Another article also had me thinking. Did I stand behind my daughter, Dominique while she worked on a coloring book and scream at her: "In the lines, 'Nique! You must color in the lines!! Use Green! Use Green for the grass! No, 'Nique, not blue! Green!" Of course I didn't. (Okay, I admit I did that with Madeleine, my oldest child, but I was much younger then.) Why should soccer be any different?

Then, after refereeing a few games, I realized how inane my own screaming had been. In the middle of the field, my voice was being drowned out by other parents who feel duty-bound to scream too. Julie's dad is yelling: "Shoot, shoot." I am yelling: "Pass, pass." You are yelling: "Stop her, stop her." It all becomes confusing, stressful noise in the middle of the field. While I am not yet an advocate of "Silent Saturdays," I now certainly see the point of sitting back and letting my kids play without my "help."

So I am slowly learning that AYSO soccer should be about the kids, not about me nor the other adults. It should be about playing a game, not performing for parents and coaches. Get the kids away from TV and the Internet, so they can interact with friends and have FUN. It is not life and death out there. Relax and enjoy the game.

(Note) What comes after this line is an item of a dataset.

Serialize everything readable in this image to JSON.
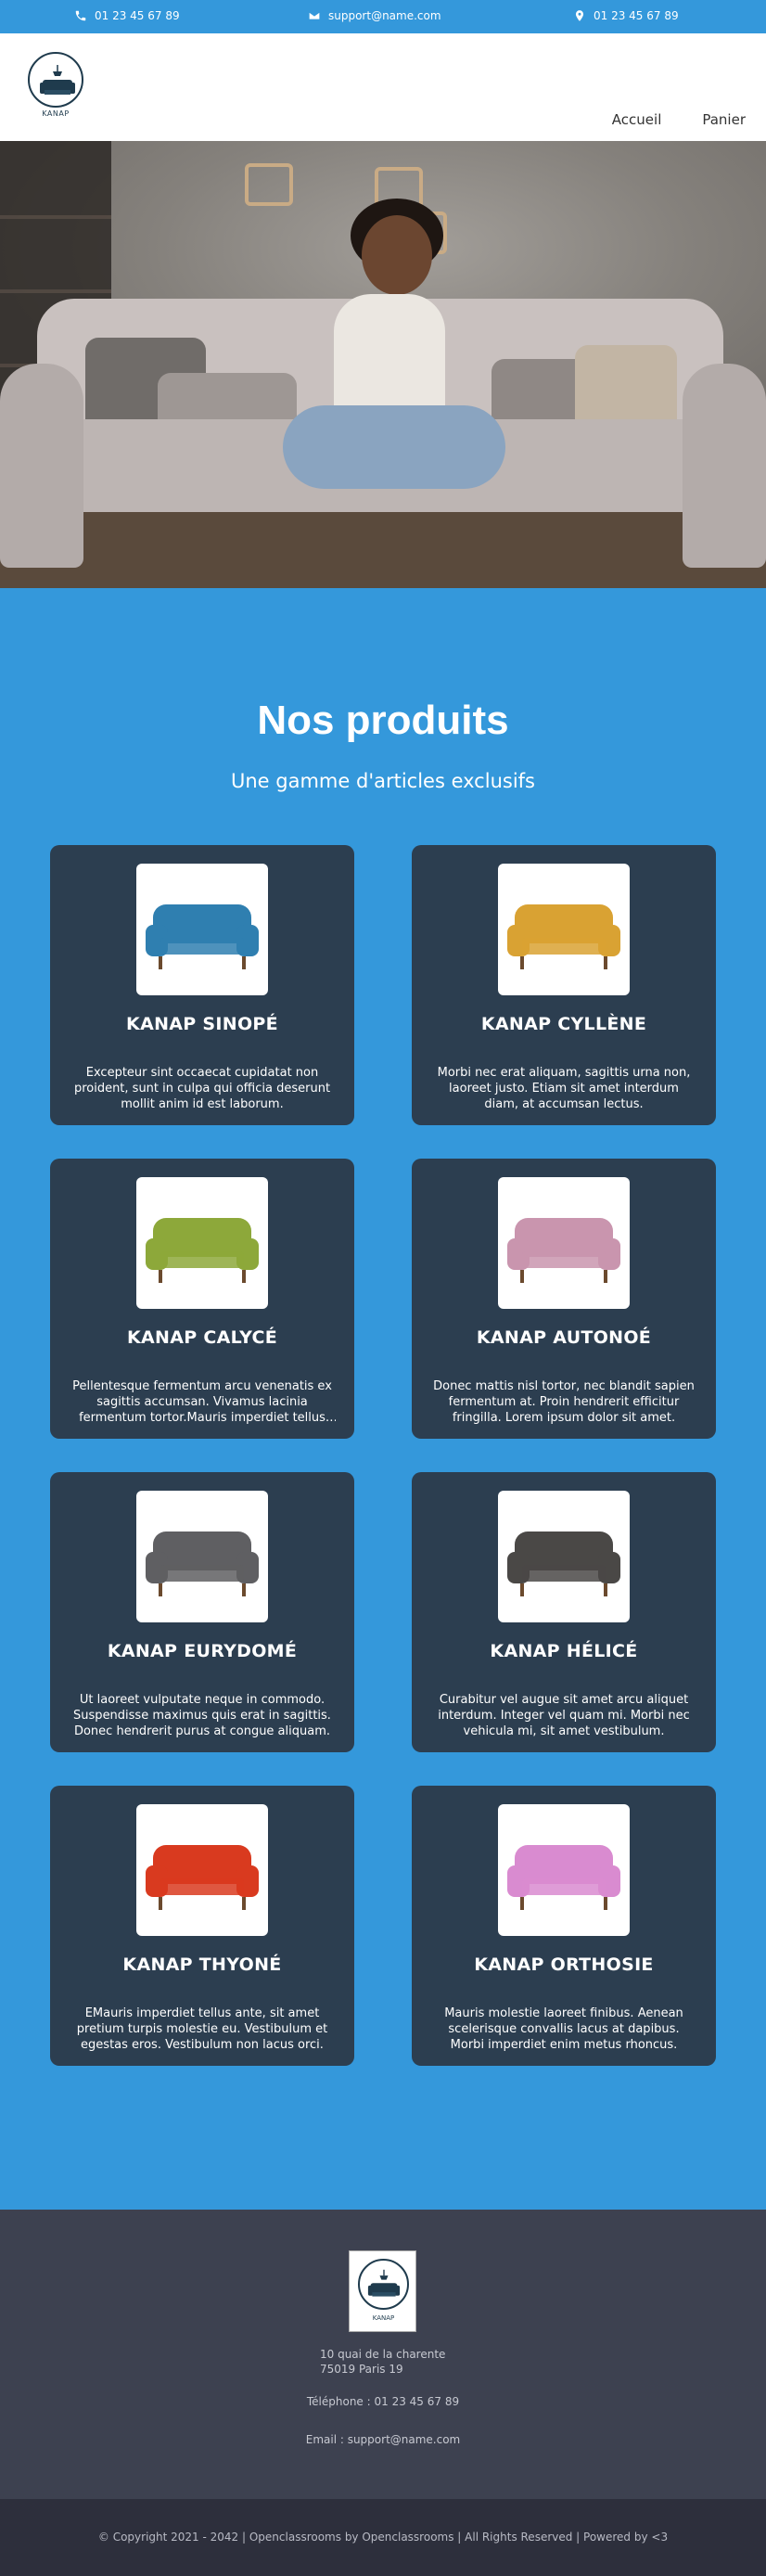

Now at my kids' games, you can usually find me in my folding chair, under an umbrella, teasing the coaches and other parents for screaming like maniacs at their kids. I try, not yet always successfully, to limit my comments to after-the-fact praising of the kids on both teams "Nice shot." "Beautiful pass." And every once in a while I will add, in a loud voice: "Follow the ball!" While it adds to the noise on the touch lines, sometimes my own child will hear me and reward me with a wonderful smile. It's moments like that when I now truly love this game.